** Opening TASK INPUT block **

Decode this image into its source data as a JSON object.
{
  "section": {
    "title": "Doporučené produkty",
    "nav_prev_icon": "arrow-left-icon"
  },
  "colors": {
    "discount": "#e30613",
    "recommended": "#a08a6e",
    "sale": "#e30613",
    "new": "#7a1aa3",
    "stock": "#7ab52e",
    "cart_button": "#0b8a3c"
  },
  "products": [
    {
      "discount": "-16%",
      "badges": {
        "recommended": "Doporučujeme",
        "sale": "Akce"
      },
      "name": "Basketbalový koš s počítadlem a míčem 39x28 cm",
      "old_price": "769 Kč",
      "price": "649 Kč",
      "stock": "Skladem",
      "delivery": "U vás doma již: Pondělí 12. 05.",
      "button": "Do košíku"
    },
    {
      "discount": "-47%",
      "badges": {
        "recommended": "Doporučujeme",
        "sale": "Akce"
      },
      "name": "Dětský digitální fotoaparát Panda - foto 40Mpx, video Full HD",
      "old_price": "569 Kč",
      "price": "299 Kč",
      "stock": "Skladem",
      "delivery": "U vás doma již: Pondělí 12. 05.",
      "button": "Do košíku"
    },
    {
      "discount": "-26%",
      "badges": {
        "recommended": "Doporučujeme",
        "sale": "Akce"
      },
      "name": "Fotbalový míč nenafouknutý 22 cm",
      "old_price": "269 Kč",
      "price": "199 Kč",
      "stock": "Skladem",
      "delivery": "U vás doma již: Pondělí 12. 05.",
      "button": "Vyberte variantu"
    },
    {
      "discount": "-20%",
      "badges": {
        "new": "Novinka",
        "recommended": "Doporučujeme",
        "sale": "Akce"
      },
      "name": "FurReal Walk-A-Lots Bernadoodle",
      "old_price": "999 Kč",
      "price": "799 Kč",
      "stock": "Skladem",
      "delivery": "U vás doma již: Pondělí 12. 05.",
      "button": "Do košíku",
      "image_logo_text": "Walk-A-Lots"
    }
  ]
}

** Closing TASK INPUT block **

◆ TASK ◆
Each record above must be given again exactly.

◆ FINISHED TASK ◆
Decode this image into its source data as a JSON object.
{
  "section": {
    "title": "Doporučené produkty",
    "nav_prev_icon": "arrow-left-icon"
  },
  "colors": {
    "discount": "#e30613",
    "recommended": "#a08a6e",
    "sale": "#e30613",
    "new": "#7a1aa3",
    "stock": "#7ab52e",
    "cart_button": "#0b8a3c"
  },
  "products": [
    {
      "discount": "-16%",
      "badges": {
        "recommended": "Doporučujeme",
        "sale": "Akce"
      },
      "name": "Basketbalový koš s počítadlem a míčem 39x28 cm",
      "old_price": "769 Kč",
      "price": "649 Kč",
      "stock": "Skladem",
      "delivery": "U vás doma již: Pondělí 12. 05.",
      "button": "Do košíku"
    },
    {
      "discount": "-47%",
      "badges": {
        "recommended": "Doporučujeme",
        "sale": "Akce"
      },
      "name": "Dětský digitální fotoaparát Panda - foto 40Mpx, video Full HD",
      "old_price": "569 Kč",
      "price": "299 Kč",
      "stock": "Skladem",
      "delivery": "U vás doma již: Pondělí 12. 05.",
      "button": "Do košíku"
    },
    {
      "discount": "-26%",
      "badges": {
        "recommended": "Doporučujeme",
        "sale": "Akce"
      },
      "name": "Fotbalový míč nenafouknutý 22 cm",
      "old_price": "269 Kč",
      "price": "199 Kč",
      "stock": "Skladem",
      "delivery": "U vás doma již: Pondělí 12. 05.",
      "button": "Vyberte variantu"
    },
    {
      "discount": "-20%",
      "badges": {
        "new": "Novinka",
        "recommended": "Doporučujeme",
        "sale": "Akce"
      },
      "name": "FurReal Walk-A-Lots Bernadoodle",
      "old_price": "999 Kč",
      "price": "799 Kč",
      "stock": "Skladem",
      "delivery": "U vás doma již: Pondělí 12. 05.",
      "button": "Do košíku",
      "image_logo_text": "Walk-A-Lots"
    }
  ]
}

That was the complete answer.